Following the fourth winter’s research, the statistical forecast model was further refined. During this final winter an unusually high level of avalanche activity prevailed, allowing twice the annual average number of avalanche events to be included in the statistical analysis. The stepwise discriminant function program allowed stratification of avalanche and non-avalanche days in terms of antecedent conditions described by ten variables over five, three, and two-day periods prior to each avalanche or non-avalanche day. Analysis suggests that the two-day time step is most efficient, thus reducing the amount of computation, with no loss in forecasting precision. A clear difference is found between dry snow and wet snow avalanche conditions. The dry snow avalanche days are most clearly identified by reference to precipitation totals during the few hours prior to avalanche release and by air temperature over varying time periods according to the magnitude of event being considered. The wet snow avalanche days are best related to the mean and maximum two hour air temperatures in the 12 to 24 hour period prior to the avalanche event. While rapid temporary warming may often preceed cycles of small wet loose avalanches, a more prolonged period of warming is required for larger wet avalanche cycles to occur. A measure of the relative distance of a discriminant score from the discriminant index allows a more precise forecast than a simple “yes” or “no.” This refinement enables the forecast to be stated in probability terms, an approach not previously attempted in numerical avalanche forecasting.

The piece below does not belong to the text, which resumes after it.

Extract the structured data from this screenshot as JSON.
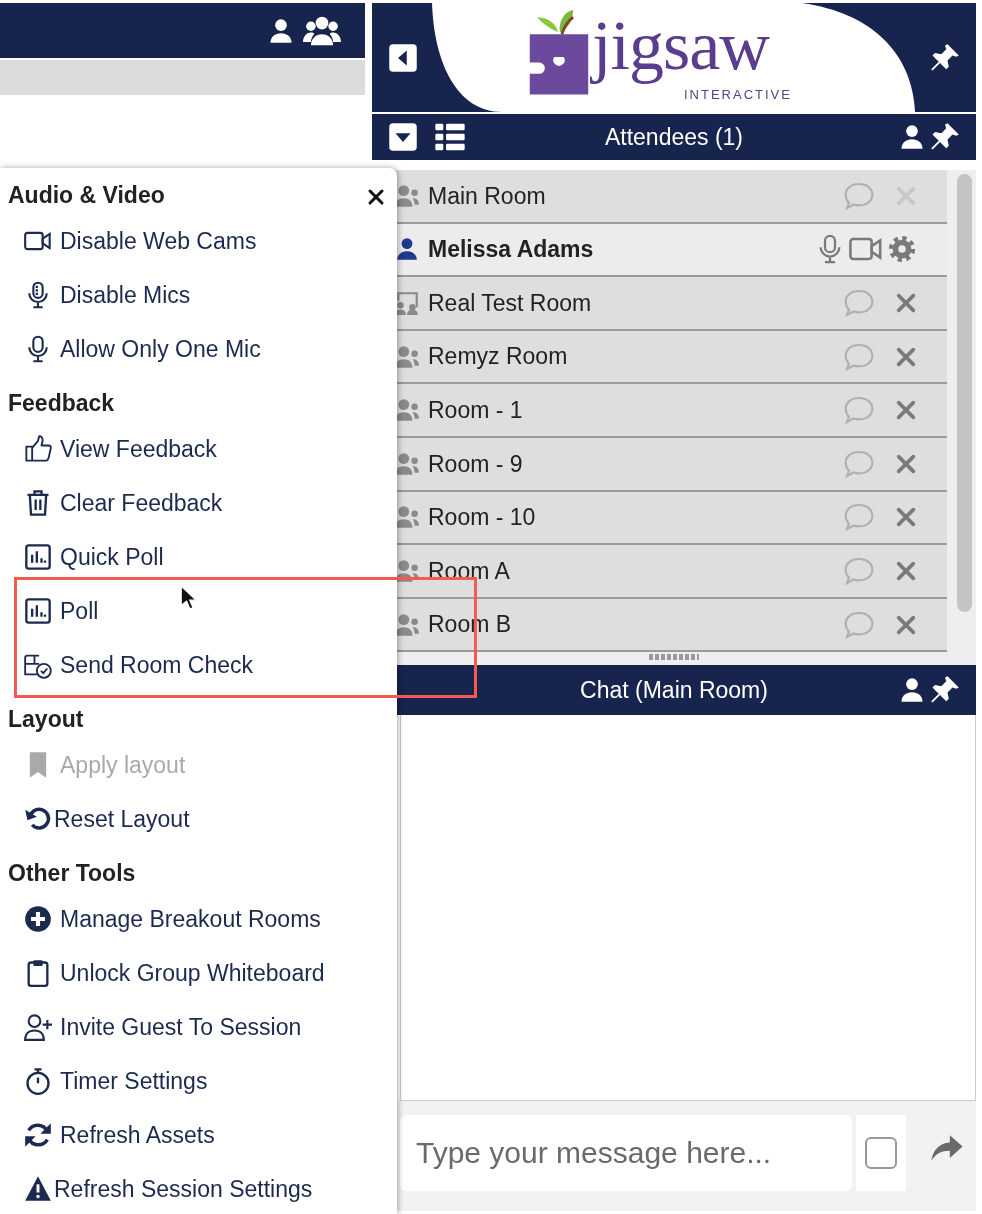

Evidence suggests that avalanche release within sub-freezing snow layers is primarily dependent on precipitation to trigger unstable layers deep within the snowcover. Delayed-action events are extremely rare. While avalanche frequency and magnitude are influenced by precipitation rates and amounts, they are thus determined primarily by the snow structure which exists within the release zone at the time precipitation-loading occurs. Avalanche magnitude is further affected by mechanical strength of all snow layers in mid-track, for this determines the penetration depth of sliding snow and the ultimate volume of the moving avalanche.
In conclusion, the claim is made that the Silverton Avalanche Research Project has been able to produce for the first time an approach to an operational real-time statistical forecast model. This model which, for major avalanche cycles during the dry and wet snow seasons, has an accuracy of 88% and 82% respectively, is also the first to be applied to groups of starting zones and individual paths, and to predict magnitude of avalanche occurrence.PDF (23 MB)